This order is defined by the following characteristics: Animal provided with a shell, or not, free-swimming and pelagic ; locomotion effected by a fin-like tail or by a fan-shaped, vertically-flattened, ventral fin.
Fig. 219. - Nudibranchiata. Doris Fohnstoni, one of the Sea-lemons.
The Heteropoda are pelagic in their habits, and are found swimming at the surface of the sea. They are to be regarded as the most highly organised of all the Gasteropoda, at the same time that they are not the most typical members of the class. Some of them can retire completely within their shells, closing them with an operculum; but most have large bodies, and the shell is either small (fig. 220) or entirely wanting.
Fig. 220. - Heteropoda. Carinaria cymbium. p Proboscis; t Tentacles ; bBranchiae; s Shell; f Foot; d Disc. (After Woodward.)
They swim by means of a flattened ventral fin, or by an elongated tail, and adhere at pleasure to sea-weed by a small sucker situated on the side of the fin. These organs are merely modifications of the foot of the ordinary Gasteropods; the fin-like tail being the "metapodium" (as shown by its occasionally carrying an operculum), the sucker being the "mesopodium," and the ventral fin being a modified "pro-podium." The "epipodia" are apparently altogether wanting. Respiration is sometimes carried on by distinct branchiae, but in many cases these are wanting, and the function is performed simply by the walls of the pallial chamber.
The Heteropoda are divided into the two families Firolidae and Atlatitidae, the former characterised by having a small shell covering the circulatory and respiratory organs, or by having no shell at all; whilst in the latter there is a well-developed shell, into which the animal can retire, and an operculum is often present.
In this sub-class of the Gasteropoda respiration is aerial, and is carried on by an inflection of the mantle, forming a pulmonary chamber into which air is admitted by an external aperture. The flexure of the intestine is neural, and the sexes are united in the same individual.
Fig. 221. - Limax Sowerbyi, one of the Slugs. (After Woodward.)

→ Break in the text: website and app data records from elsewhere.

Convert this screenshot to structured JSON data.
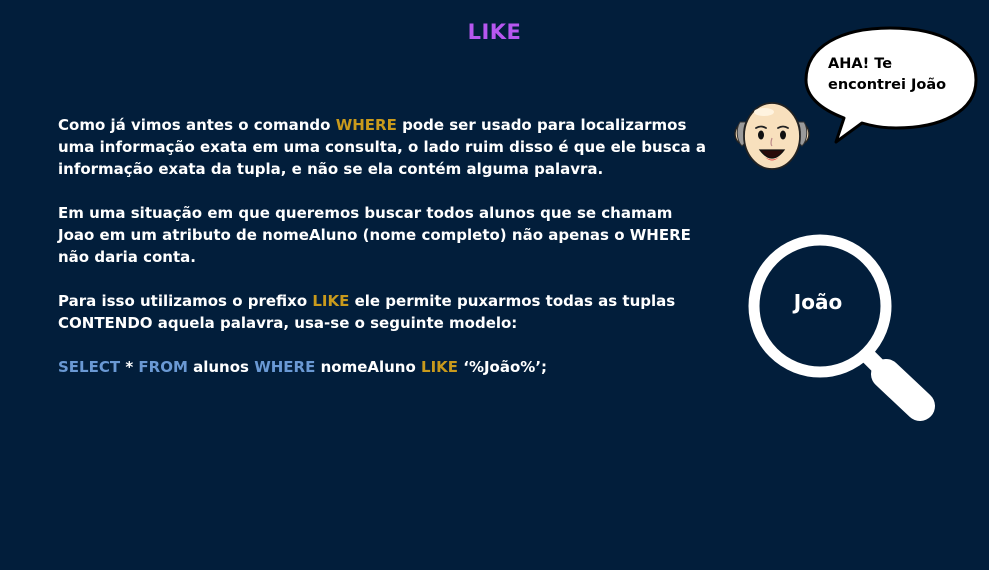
{
  "slide": {
    "title": "LIKE",
    "colors": {
      "background": "#021e3b",
      "title": "#b757f0",
      "keyword_gold": "#c99a1c",
      "keyword_blue": "#6a99d4"
    },
    "paragraph1": {
      "before": "Como já vimos antes o comando ",
      "keyword": "WHERE",
      "after": " pode ser usado para localizarmos uma informação exata em uma consulta, o lado ruim disso é que ele busca a informação exata da tupla, e não se ela contém alguma palavra."
    },
    "paragraph2": "Em uma situação em que queremos buscar todos alunos que se chamam Joao em um atributo de nomeAluno (nome completo) não apenas o WHERE não daria conta.",
    "paragraph3": {
      "before": "Para isso utilizamos o prefixo ",
      "keyword": "LIKE",
      "after": " ele permite puxarmos todas as tuplas CONTENDO aquela palavra, usa-se o seguinte modelo:"
    },
    "code": {
      "select": "SELECT",
      "star": " * ",
      "from": "FROM",
      "table": " alunos ",
      "where": "WHERE",
      "column": " nomeAluno ",
      "like": "LIKE",
      "pattern": " ‘%João%’;"
    },
    "speech_bubble": {
      "line1": "AHA! Te",
      "line2": "encontrei João"
    },
    "magnifier_label": "João",
    "icons": [
      "speech-bubble-icon",
      "bald-man-face-icon",
      "magnifying-glass-icon"
    ]
  }
}
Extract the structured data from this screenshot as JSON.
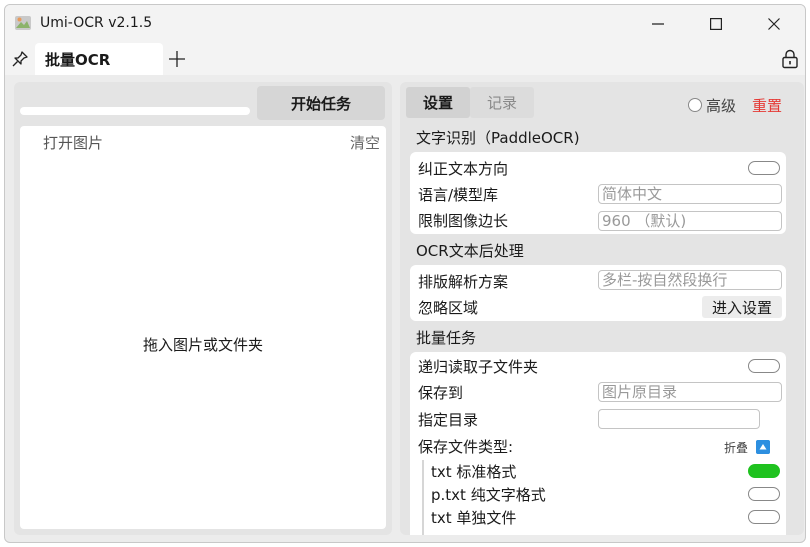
{
  "window": {
    "title": "Umi-OCR v2.1.5"
  },
  "tabs": [
    {
      "label": "批量OCR"
    }
  ],
  "left": {
    "start_label": "开始任务",
    "progress": 0,
    "open_label": "打开图片",
    "clear_label": "清空",
    "drop_hint": "拖入图片或文件夹"
  },
  "right": {
    "tab_settings": "设置",
    "tab_records": "记录",
    "advanced_label": "高级",
    "reset_label": "重置",
    "sections": {
      "ocr": {
        "title": "文字识别（PaddleOCR)",
        "rows": {
          "orient": {
            "label": "纠正文本方向",
            "on": false
          },
          "lang": {
            "label": "语言/模型库",
            "value": "简体中文"
          },
          "limit": {
            "label": "限制图像边长",
            "value": "960 （默认)"
          }
        }
      },
      "post": {
        "title": "OCR文本后处理",
        "rows": {
          "layout": {
            "label": "排版解析方案",
            "value": "多栏-按自然段换行"
          },
          "ignore": {
            "label": "忽略区域",
            "button": "进入设置"
          }
        }
      },
      "batch": {
        "title": "批量任务",
        "rows": {
          "recurse": {
            "label": "递归读取子文件夹",
            "on": false
          },
          "saveto": {
            "label": "保存到",
            "value": "图片原目录"
          },
          "dir": {
            "label": "指定目录",
            "value": ""
          },
          "types": {
            "label": "保存文件类型:",
            "fold_label": "折叠"
          },
          "txt": {
            "label": "txt 标准格式",
            "on": true
          },
          "ptxt": {
            "label": "p.txt 纯文字格式",
            "on": false
          },
          "txt_single": {
            "label": "txt 单独文件",
            "on": false
          }
        }
      }
    }
  },
  "colors": {
    "toggle_on": "#1fc21f",
    "reset": "#e53935",
    "fold_icon": "#2d8fe0"
  }
}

The Pulmonifera include the ordinary Land-snails, Slugs,Pond-snails, etc, and are usually provided with a well-developed shell, though this may be rudimentary (as in the Slugs), or even wanting. Though formed to breathe air directly, many of the members of this sub-class are capable of inhabiting fresh water. The common Pond-snails are good examples of these last. The condition of the shell varies greatly. Some, such as the common Land-snails, have a well-developed shell, within which the animal can withdraw itself completely. Others, such as the common Slugs (fig. 221) have a rudimentary shell, which is completely concealed within the mantle. Others are entirely destitute of a shell. They are divided into two sections as follows:

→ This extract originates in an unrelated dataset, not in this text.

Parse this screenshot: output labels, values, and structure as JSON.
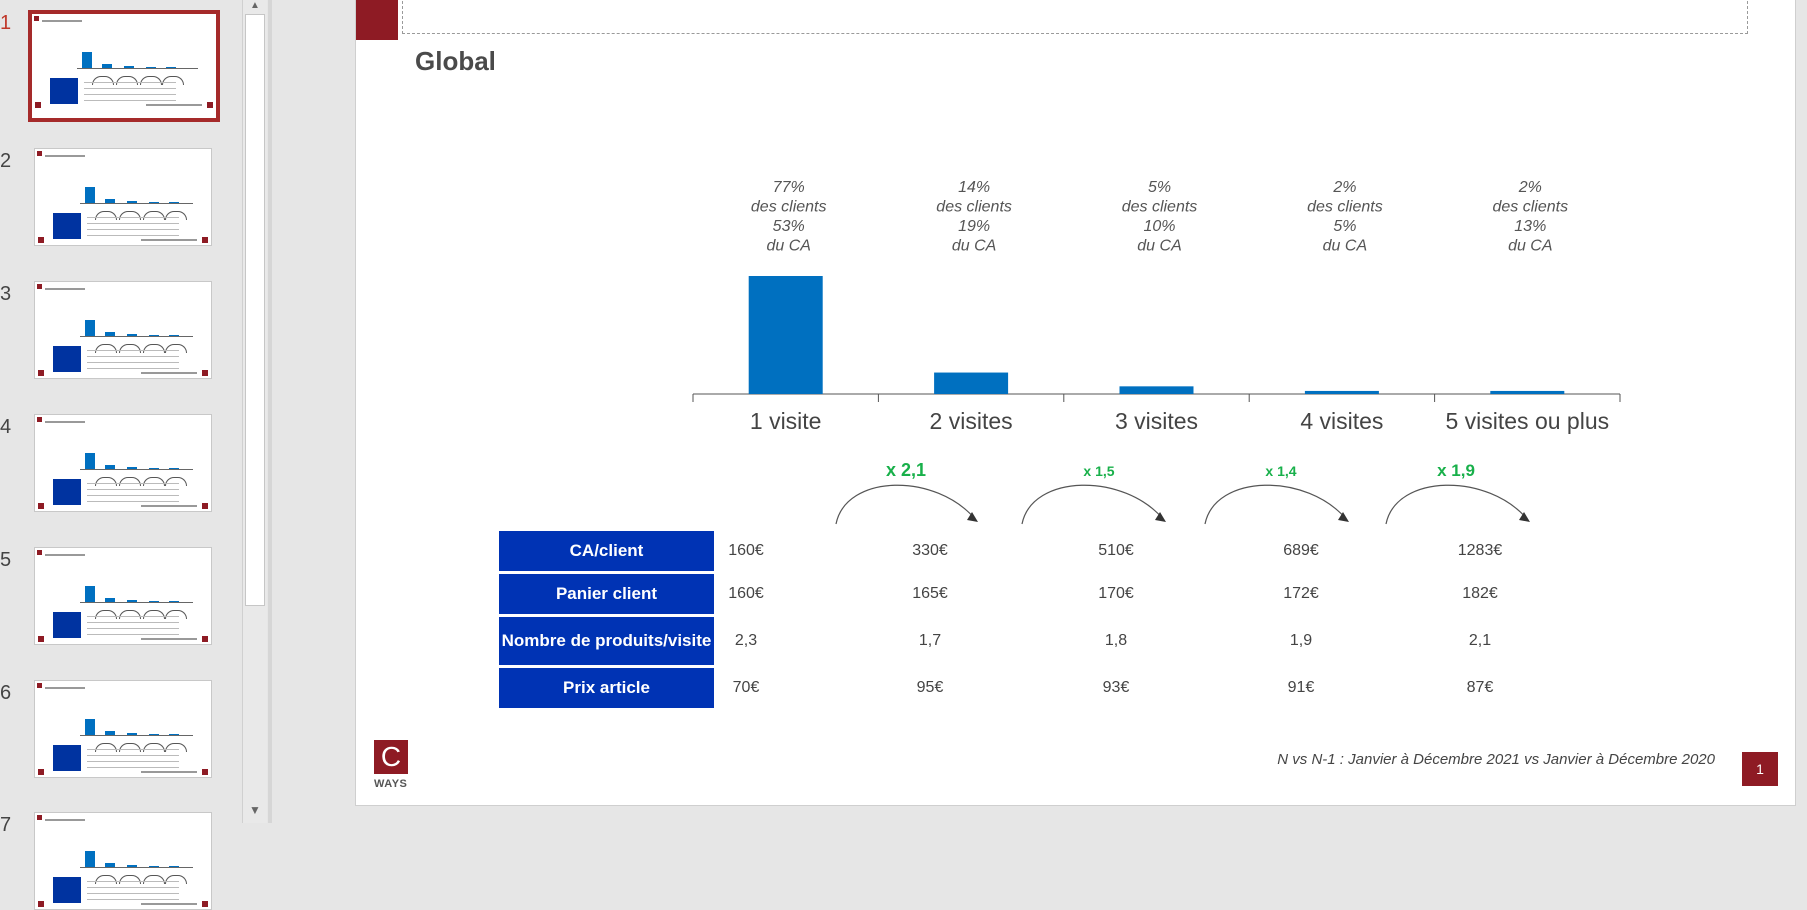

Animal not provided with an operculum to close the shell. In this section are included the families Helicidae, (Land-snails), Limacidae (Slugs), Oncidiadae, Limnaeidae (Pond-snails), and Auriculidae.

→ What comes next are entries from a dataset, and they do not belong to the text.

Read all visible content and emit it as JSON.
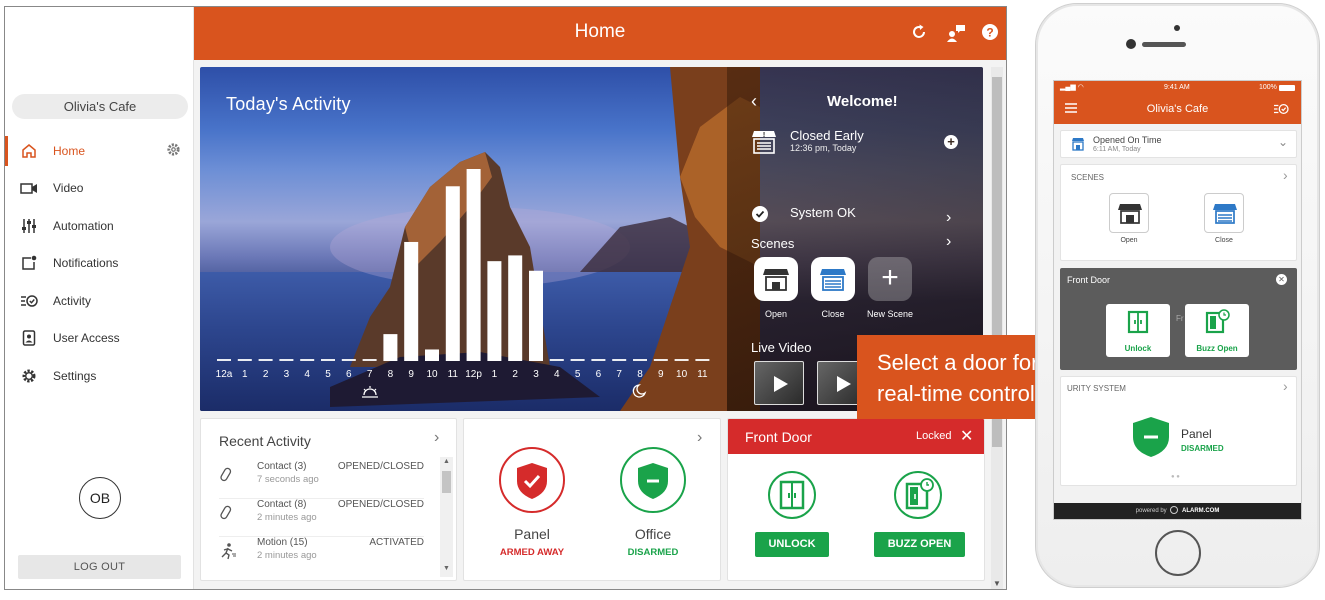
{
  "sidebar": {
    "location": "Olivia's Cafe",
    "items": [
      {
        "label": "Home",
        "icon": "home-icon",
        "active": true
      },
      {
        "label": "Video",
        "icon": "video-camera-icon"
      },
      {
        "label": "Automation",
        "icon": "sliders-icon"
      },
      {
        "label": "Notifications",
        "icon": "notification-icon"
      },
      {
        "label": "Activity",
        "icon": "activity-list-icon"
      },
      {
        "label": "User Access",
        "icon": "user-badge-icon"
      },
      {
        "label": "Settings",
        "icon": "gear-icon"
      }
    ],
    "avatar_initials": "OB",
    "logout_label": "LOG OUT"
  },
  "topbar": {
    "title": "Home"
  },
  "activity": {
    "title": "Today's Activity",
    "hours": [
      "12a",
      "1",
      "2",
      "3",
      "4",
      "5",
      "6",
      "7",
      "8",
      "9",
      "10",
      "11",
      "12p",
      "1",
      "2",
      "3",
      "4",
      "5",
      "6",
      "7",
      "8",
      "9",
      "10",
      "11"
    ],
    "levels": [
      0,
      0,
      0,
      0,
      0,
      0,
      0,
      0,
      0.14,
      0.62,
      0.06,
      0.91,
      1.0,
      0.52,
      0.55,
      0.47,
      0,
      0,
      0,
      0,
      0,
      0,
      0,
      0
    ]
  },
  "welcome": {
    "title": "Welcome!",
    "status": "Closed Early",
    "status_time": "12:36 pm, Today",
    "system": "System OK",
    "scenes_label": "Scenes",
    "scenes": [
      {
        "label": "Open",
        "icon": "storefront-open-icon"
      },
      {
        "label": "Close",
        "icon": "storefront-close-icon"
      },
      {
        "label": "New Scene",
        "icon": "plus-icon"
      }
    ],
    "live_video_label": "Live Video"
  },
  "recent_activity": {
    "title": "Recent Activity",
    "rows": [
      {
        "name": "Contact (3)",
        "time": "7 seconds ago",
        "state": "OPENED/CLOSED",
        "icon": "contact-sensor-icon"
      },
      {
        "name": "Contact (8)",
        "time": "2 minutes ago",
        "state": "OPENED/CLOSED",
        "icon": "contact-sensor-icon"
      },
      {
        "name": "Motion (15)",
        "time": "2 minutes ago",
        "state": "ACTIVATED",
        "icon": "motion-icon"
      }
    ]
  },
  "security": {
    "panel": {
      "name": "Panel",
      "state": "ARMED AWAY",
      "color": "#d52b2b"
    },
    "office": {
      "name": "Office",
      "state": "DISARMED",
      "color": "#1aa34a"
    }
  },
  "front_door": {
    "title": "Front Door",
    "status": "Locked",
    "unlock_label": "UNLOCK",
    "buzz_label": "BUZZ OPEN"
  },
  "callout": {
    "line1": "Select a door for",
    "line2": "real-time control"
  },
  "phone": {
    "time": "9:41 AM",
    "battery": "100%",
    "title": "Olivia's Cafe",
    "status": "Opened On Time",
    "status_time": "6:11 AM, Today",
    "scenes_label": "SCENES",
    "scenes": [
      "Open",
      "Close"
    ],
    "door_title": "Front Door",
    "door_under": "Fr",
    "unlock_label": "Unlock",
    "buzz_label": "Buzz Open",
    "security_label": "URITY SYSTEM",
    "panel_name": "Panel",
    "panel_state": "DISARMED",
    "powered": "powered by",
    "brand": "ALARM.COM"
  },
  "colors": {
    "accent": "#d9541e",
    "red": "#d52b2b",
    "green": "#1aa34a"
  }
}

Shell closed by an operculum. In this section are included the families Cyclostomidae and Aciculidae.